History of Georgia

Article Index

The growing of cereals and leguminous plants, as well as wine-making was especially developed in Georgia's agriculture. According to Acad. I.Javakhishvili 420 varieties of grapes were grown in Georgia. Also widespread were such industrial crops, as flax, hemp, etc. Flax had been cultivated here from ancient times and, together with wax and honey (abundantly produced by well-developed apiculture), featured prominently in home and foreign trade. Animal husbandry was also well developed for use as draft animals and also for making meat and dairy products, leather and wool. Poultry farming also played a significant role, and sericulture was of great importance since silk was an item of export.
The 11th-12th centuries witnessed a high level of development of feudal Georgia's culture - philosophy, historiography, philology, letters, architecture, monumental painting, miniature, metalwork and pottery. Shota Rustaveli's great epic poem "The Knight in the Panther's Skin" was created at the turn of the 12th to 13th century. Scholarly and literary work flourished at centers of culture existing within Georgia and abroad. The antecedents of the highly developed culture of 12th-cent. Georgia had been prepared by the preceding period. The Iviron monastery on Mt. Athos, the Georgian monastery on the Black Mountain, the monastery of the Holy Cross in Palestine, the Petritsoni monastery in Bulgaria - these were Georgian centers where intensive scholarly and cultural work was carried on.
The culture of the country was determined by the development of education, which attained considerable progress at the time under discussion. Schools were mainly attached to churches and monasteries. The system of education in Georgia was in fact fully subordinated to Christian ideology. The view is justified according to which alongside schools of rhetoric there were primary schools in various towns. It is not fortuitous that buildings for schools (seminaries) are found near the monasteries of Opiza, Oshki, Shatberdi, Berta, Khandzta, and others.
Schools under the auspices of churches and monasteries were official; the subjects there were theology, hymnography, liturgics and Georgian manuscript book-writing. At the same time in the families of members of the royal court and feudal lords children were educated by private tutors. The larger churches were designed not only for cultic and monastic activities but served also as centers of school education.
Close acquaintance with the Byzantine system of education played a significant role in the progress of school education in 11th-12th cent. Georgia. Many Georgians received education in Byzantium, some of them subsequently becoming outstanding scholars (e.g. Eprem Mtsiré). Giorgi Mtatsmindeli sent eighty Georgian youths to Byzantium to receive education and be instructed in the rules of divine service at the Iviron monastery.
King David the Builder gave close attention to the education of his people. This fact was not overlooked by the Armenian chronicler Vardan Bardzmerts who wrote that "David took great care of the Iberian people, who sought knowledge". The king selected forty children who were sent to Greece "so that they be taught languages and bring home translations made by them there". Three of them later became well-known scholars.

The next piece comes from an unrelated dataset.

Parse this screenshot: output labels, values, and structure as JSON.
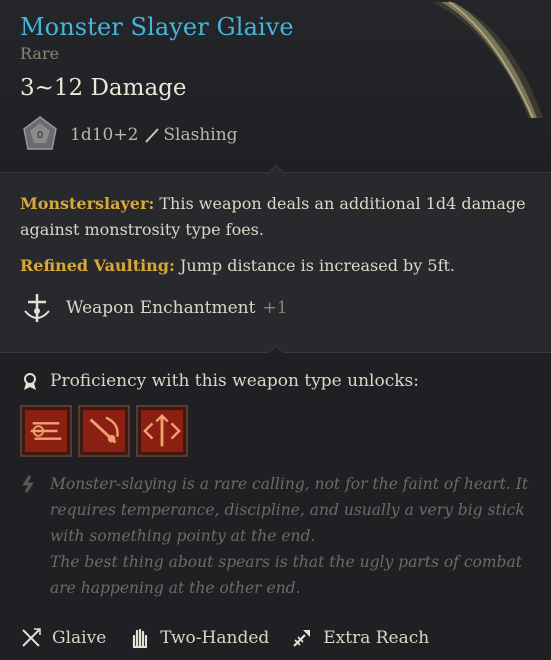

At the time of David the Builder there were quite a few schools and academies in Georgia, among which Gelati occupies a special place. King David's historian calls Gelati Academy "a second Jerusalem of all the East for learning of all that is of value, for the teaching of knowledge - a second Athens, far exceeding the first in divine law, a canon for all ecclesiastical splendor" Life of David . King of Kings , translated by Katharine Vivian, manuscript, p.12).
Gelati Academy was the first one to be established in the period of developed feudalism, it answered the actual needs of the day, anticipating the ideological movement that paved the way for the Georgian Renaissance.
Besides Gelati there also were other cultural-enlightenment and scholarly centers in Georgia at that time. There was a higher school at Iqalto - the Iqalto Academy. Its existence is attested by the ruins preserved in the yard of the monastery, most probably forming a single building. Windows are discernible, as well as the base of a pulpit, etc. The founder and first rector of the academy was Arsen Iqaltoeli who came to Iqalto from Gelati in the 1120s. Among other centers of higher education mention is also made of an academy at Gremi.
Intensive literary, philosophical and translation work was carried on at Georgian centers of culture and education outside Georgia {the Iviron monastery on Mt.Athos, the monastery on the Black Mountain in Syria, Petiitsoni monastery in Bulgaria, etc.). In this period a number of original works were written and important monuments of world culture were translated into Georgian, facilitating the advance of national scholarship and literature.
Of the Georgian scholars who flourished outside Georgia Giorgi Mtatsmindeli, Eprem Mtsiré and Giorgi Khutsesmonazoni (Mtsiré) acquired renown.